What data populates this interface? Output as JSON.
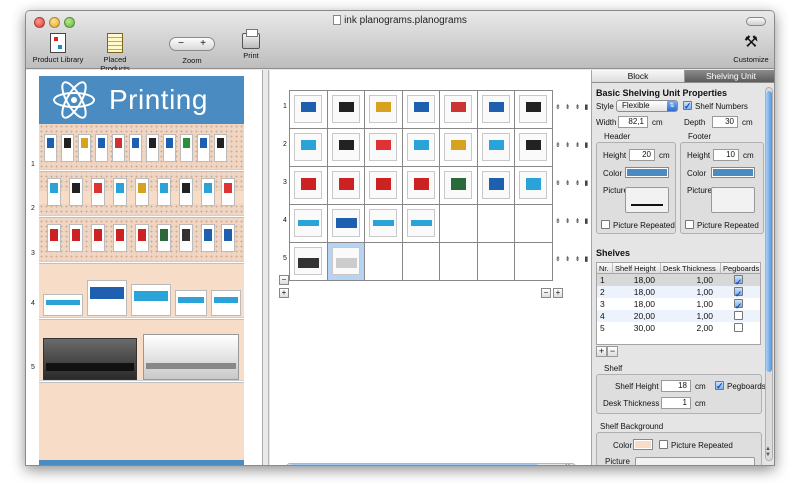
{
  "window": {
    "title": "ink planograms.planograms"
  },
  "toolbar": {
    "product_library": "Product Library",
    "placed_products": "Placed Products",
    "zoom": "Zoom",
    "zoom_minus": "−",
    "zoom_plus": "+",
    "print": "Print",
    "customize": "Customize"
  },
  "preview": {
    "banner_text": "Printing",
    "row_numbers": [
      "1",
      "2",
      "3",
      "4",
      "5"
    ],
    "colors": {
      "banner": "#4a8cc2",
      "background": "#f7dcc7"
    }
  },
  "grid": {
    "row_numbers": [
      "1",
      "2",
      "3",
      "4",
      "5"
    ],
    "add_label": "+",
    "remove_label": "−"
  },
  "inspector": {
    "tabs": {
      "block": "Block",
      "shelving_unit": "Shelving Unit"
    },
    "basic": {
      "title": "Basic Shelving Unit Properties",
      "style_label": "Style",
      "style_value": "Flexible",
      "shelf_numbers_label": "Shelf Numbers",
      "shelf_numbers_checked": true,
      "width_label": "Width",
      "width_value": "82,1",
      "width_unit": "cm",
      "depth_label": "Depth",
      "depth_value": "30",
      "depth_unit": "cm"
    },
    "header": {
      "title": "Header",
      "height_label": "Height",
      "height_value": "20",
      "height_unit": "cm",
      "color_label": "Color",
      "color": "#4a8cc2",
      "picture_label": "Picture",
      "picture_repeated_label": "Picture Repeated"
    },
    "footer": {
      "title": "Footer",
      "height_label": "Height",
      "height_value": "10",
      "height_unit": "cm",
      "color_label": "Color",
      "color": "#4a8cc2",
      "picture_label": "Picture",
      "picture_repeated_label": "Picture Repeated"
    },
    "shelves": {
      "title": "Shelves",
      "columns": [
        "Nr.",
        "Shelf Height",
        "Desk Thickness",
        "Pegboards"
      ],
      "rows": [
        {
          "nr": "1",
          "height": "18,00",
          "thickness": "1,00",
          "pegboards": true
        },
        {
          "nr": "2",
          "height": "18,00",
          "thickness": "1,00",
          "pegboards": true
        },
        {
          "nr": "3",
          "height": "18,00",
          "thickness": "1,00",
          "pegboards": true
        },
        {
          "nr": "4",
          "height": "20,00",
          "thickness": "1,00",
          "pegboards": false
        },
        {
          "nr": "5",
          "height": "30,00",
          "thickness": "2,00",
          "pegboards": false
        }
      ]
    },
    "shelf": {
      "title": "Shelf",
      "height_label": "Shelf Height",
      "height_value": "18",
      "height_unit": "cm",
      "pegboards_label": "Pegboards",
      "pegboards_checked": true,
      "thickness_label": "Desk Thickness",
      "thickness_value": "1",
      "thickness_unit": "cm"
    },
    "shelf_background": {
      "title": "Shelf Background",
      "color_label": "Color",
      "color": "#f7dcc7",
      "picture_repeated_label": "Picture Repeated",
      "picture_label": "Picture"
    }
  }
}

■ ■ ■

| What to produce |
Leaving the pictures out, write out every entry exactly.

| Solution to this problem |
What data populates this interface? Output as JSON.
{
  "window": {
    "title": "ink planograms.planograms"
  },
  "toolbar": {
    "product_library": "Product Library",
    "placed_products": "Placed Products",
    "zoom": "Zoom",
    "zoom_minus": "−",
    "zoom_plus": "+",
    "print": "Print",
    "customize": "Customize"
  },
  "preview": {
    "banner_text": "Printing",
    "row_numbers": [
      "1",
      "2",
      "3",
      "4",
      "5"
    ],
    "colors": {
      "banner": "#4a8cc2",
      "background": "#f7dcc7"
    }
  },
  "grid": {
    "row_numbers": [
      "1",
      "2",
      "3",
      "4",
      "5"
    ],
    "add_label": "+",
    "remove_label": "−"
  },
  "inspector": {
    "tabs": {
      "block": "Block",
      "shelving_unit": "Shelving Unit"
    },
    "basic": {
      "title": "Basic Shelving Unit Properties",
      "style_label": "Style",
      "style_value": "Flexible",
      "shelf_numbers_label": "Shelf Numbers",
      "shelf_numbers_checked": true,
      "width_label": "Width",
      "width_value": "82,1",
      "width_unit": "cm",
      "depth_label": "Depth",
      "depth_value": "30",
      "depth_unit": "cm"
    },
    "header": {
      "title": "Header",
      "height_label": "Height",
      "height_value": "20",
      "height_unit": "cm",
      "color_label": "Color",
      "color": "#4a8cc2",
      "picture_label": "Picture",
      "picture_repeated_label": "Picture Repeated"
    },
    "footer": {
      "title": "Footer",
      "height_label": "Height",
      "height_value": "10",
      "height_unit": "cm",
      "color_label": "Color",
      "color": "#4a8cc2",
      "picture_label": "Picture",
      "picture_repeated_label": "Picture Repeated"
    },
    "shelves": {
      "title": "Shelves",
      "columns": [
        "Nr.",
        "Shelf Height",
        "Desk Thickness",
        "Pegboards"
      ],
      "rows": [
        {
          "nr": "1",
          "height": "18,00",
          "thickness": "1,00",
          "pegboards": true
        },
        {
          "nr": "2",
          "height": "18,00",
          "thickness": "1,00",
          "pegboards": true
        },
        {
          "nr": "3",
          "height": "18,00",
          "thickness": "1,00",
          "pegboards": true
        },
        {
          "nr": "4",
          "height": "20,00",
          "thickness": "1,00",
          "pegboards": false
        },
        {
          "nr": "5",
          "height": "30,00",
          "thickness": "2,00",
          "pegboards": false
        }
      ]
    },
    "shelf": {
      "title": "Shelf",
      "height_label": "Shelf Height",
      "height_value": "18",
      "height_unit": "cm",
      "pegboards_label": "Pegboards",
      "pegboards_checked": true,
      "thickness_label": "Desk Thickness",
      "thickness_value": "1",
      "thickness_unit": "cm"
    },
    "shelf_background": {
      "title": "Shelf Background",
      "color_label": "Color",
      "color": "#f7dcc7",
      "picture_repeated_label": "Picture Repeated",
      "picture_label": "Picture"
    }
  }
}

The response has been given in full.